TOPEKA, Kan. — In a story Aug. 25 about Kansas’ expected low returns on pension investments, The Associated Press erroneously reported the value of the pension bond mentioned in the second paragraph. The bond is worth $1 billion, not $1 million.
A corrected version of the story is below:
Kansas predicts low pension investment returns
New data shows that Kansas’ expected low return on pension investments over the past year is a reflection of a national downward trend
TOPEKA, Kan. — New data shows that Kansas’ expected low return on pension investments over the past year is a reflection of a national downward trend.
The Topeka Capital-Journal (http://bit.ly/2bleSme) reports that the nonpartisan Pew Charitable Trusts released its report on Wednesday.
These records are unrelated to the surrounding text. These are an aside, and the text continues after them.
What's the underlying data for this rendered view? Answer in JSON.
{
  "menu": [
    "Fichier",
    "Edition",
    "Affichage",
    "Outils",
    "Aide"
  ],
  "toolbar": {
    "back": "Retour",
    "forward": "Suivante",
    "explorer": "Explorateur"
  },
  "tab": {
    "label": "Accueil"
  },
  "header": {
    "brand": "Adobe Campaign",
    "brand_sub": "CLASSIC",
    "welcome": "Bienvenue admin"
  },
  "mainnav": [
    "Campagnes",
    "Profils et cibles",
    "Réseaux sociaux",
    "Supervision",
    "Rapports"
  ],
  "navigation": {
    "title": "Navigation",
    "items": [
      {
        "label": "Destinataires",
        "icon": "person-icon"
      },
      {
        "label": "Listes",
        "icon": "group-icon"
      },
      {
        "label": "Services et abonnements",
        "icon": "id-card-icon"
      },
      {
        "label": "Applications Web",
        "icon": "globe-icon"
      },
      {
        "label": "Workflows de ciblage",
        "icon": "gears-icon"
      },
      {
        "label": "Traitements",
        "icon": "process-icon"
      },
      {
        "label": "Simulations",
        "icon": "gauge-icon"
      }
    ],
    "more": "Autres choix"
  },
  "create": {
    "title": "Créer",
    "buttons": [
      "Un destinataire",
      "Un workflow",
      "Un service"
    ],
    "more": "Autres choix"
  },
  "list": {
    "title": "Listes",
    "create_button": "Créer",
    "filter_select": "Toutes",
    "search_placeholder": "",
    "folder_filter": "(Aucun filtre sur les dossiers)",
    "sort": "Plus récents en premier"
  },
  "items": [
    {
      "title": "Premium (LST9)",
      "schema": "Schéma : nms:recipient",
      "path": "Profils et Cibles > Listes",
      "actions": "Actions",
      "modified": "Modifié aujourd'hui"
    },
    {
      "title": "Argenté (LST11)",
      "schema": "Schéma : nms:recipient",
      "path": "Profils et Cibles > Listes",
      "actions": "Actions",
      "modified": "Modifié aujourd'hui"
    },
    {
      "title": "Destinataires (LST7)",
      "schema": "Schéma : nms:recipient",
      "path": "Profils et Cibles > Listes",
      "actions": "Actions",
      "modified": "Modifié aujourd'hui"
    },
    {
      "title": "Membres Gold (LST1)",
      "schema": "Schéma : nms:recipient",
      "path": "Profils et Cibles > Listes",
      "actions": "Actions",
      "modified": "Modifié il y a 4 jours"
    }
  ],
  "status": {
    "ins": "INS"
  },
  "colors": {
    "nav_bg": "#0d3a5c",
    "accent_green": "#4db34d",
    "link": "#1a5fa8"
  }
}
The report comes days after the one-year anniversary of a $1 billion pension bond that infused the state’s public pension system, KPERS, with cash to invest.
According to KPERS director Alan Conroy, early indications show the investments likely earned just enough over the past year to pay the bond’s annual interest of about 5 percent or generate a small profit.
The annual return target is 8 percent.
Pew’s report says public pension systems across the country only produced an average return of 0.9 percent during fiscal year 2016. According to the report, pension systems only earned a return of 3 percent in fiscal year 2015 in contrast to a 17 percent average return the year before.
The report said most governments that sponsor pension plans made contributions that weren’t large enough to reduce debt based on expected long-term rates of return.
“We’ve seen this shift from being almost entirely in relatively safe assets to 75 percent in riskier and more complicated assets,” said Pew researcher David Draine.
Final figures for Kansas will be available in September.